Here are some useful but less-common Git features.

git clean

This removes untracked files from the working tree. Why would you do this? Let’s say you run a build process that litters the working tree with temporary files in dozens of folders, instead of being neat and tidy and putting it in a build folder.

This will remove all untracked files, including ignored ones, and remove untracked directories as well:

git clean -d -x

There are a handful of options, but this is my preferred “make it really clean” approach. You can use this with git reset to get back to a pristine working directory.


git pull –rebase

Prefer to pull with rebasing instead of merging. Generally, your local changes were meant to be applied to the tip of the remote repository, so why not get in the habit of keeping your files rebased?

git pull --rebase

This is essentially the same as this

git fetch
git rebase

You can also set a few entries in config so that this happens without needing the --rebase flag. To set this so master branch always rebases:

git config branch.master.rebase true

or to set it up so new branches always rebase automatically:

git config --global branch.autosetuprebase always

There will still be cases where you will want to merge, but generally this would be an explicit step of merging a (feature) branch onto a (production) branch.



See what’s been cherry-picked

If you have a workflow where you are cherry-picking commits from one branch to another, it’s useful to see what has been cherry-picked.

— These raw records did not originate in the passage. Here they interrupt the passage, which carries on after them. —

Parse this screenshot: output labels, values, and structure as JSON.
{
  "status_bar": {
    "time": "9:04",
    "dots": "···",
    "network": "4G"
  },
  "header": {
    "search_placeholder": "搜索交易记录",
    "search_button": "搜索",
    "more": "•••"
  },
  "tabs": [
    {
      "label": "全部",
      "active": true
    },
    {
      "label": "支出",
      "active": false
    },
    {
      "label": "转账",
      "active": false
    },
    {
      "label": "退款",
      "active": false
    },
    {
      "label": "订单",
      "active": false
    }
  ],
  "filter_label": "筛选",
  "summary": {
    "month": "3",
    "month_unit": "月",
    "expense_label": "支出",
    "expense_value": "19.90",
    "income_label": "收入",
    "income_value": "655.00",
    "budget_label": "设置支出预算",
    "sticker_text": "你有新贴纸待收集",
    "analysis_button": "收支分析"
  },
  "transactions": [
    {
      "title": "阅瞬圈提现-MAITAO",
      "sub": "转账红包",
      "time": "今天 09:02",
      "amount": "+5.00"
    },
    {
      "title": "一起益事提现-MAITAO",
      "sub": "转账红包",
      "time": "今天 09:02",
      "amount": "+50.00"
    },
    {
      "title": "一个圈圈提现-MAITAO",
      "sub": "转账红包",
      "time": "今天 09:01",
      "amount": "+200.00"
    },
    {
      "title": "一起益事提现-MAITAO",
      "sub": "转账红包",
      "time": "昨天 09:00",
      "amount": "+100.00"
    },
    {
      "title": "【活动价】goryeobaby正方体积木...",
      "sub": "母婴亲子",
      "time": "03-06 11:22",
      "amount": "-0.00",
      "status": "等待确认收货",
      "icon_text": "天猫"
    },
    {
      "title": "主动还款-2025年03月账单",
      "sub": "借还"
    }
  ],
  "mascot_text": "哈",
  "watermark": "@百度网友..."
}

If you want to see what has and hasn’t been cherry-picked from the current branch to master:

git cherry -v master

This shows all commits on the current branch, prefixed with + for commits that have not yet been cherry-picked and with - for commits that have already been cherry-picked.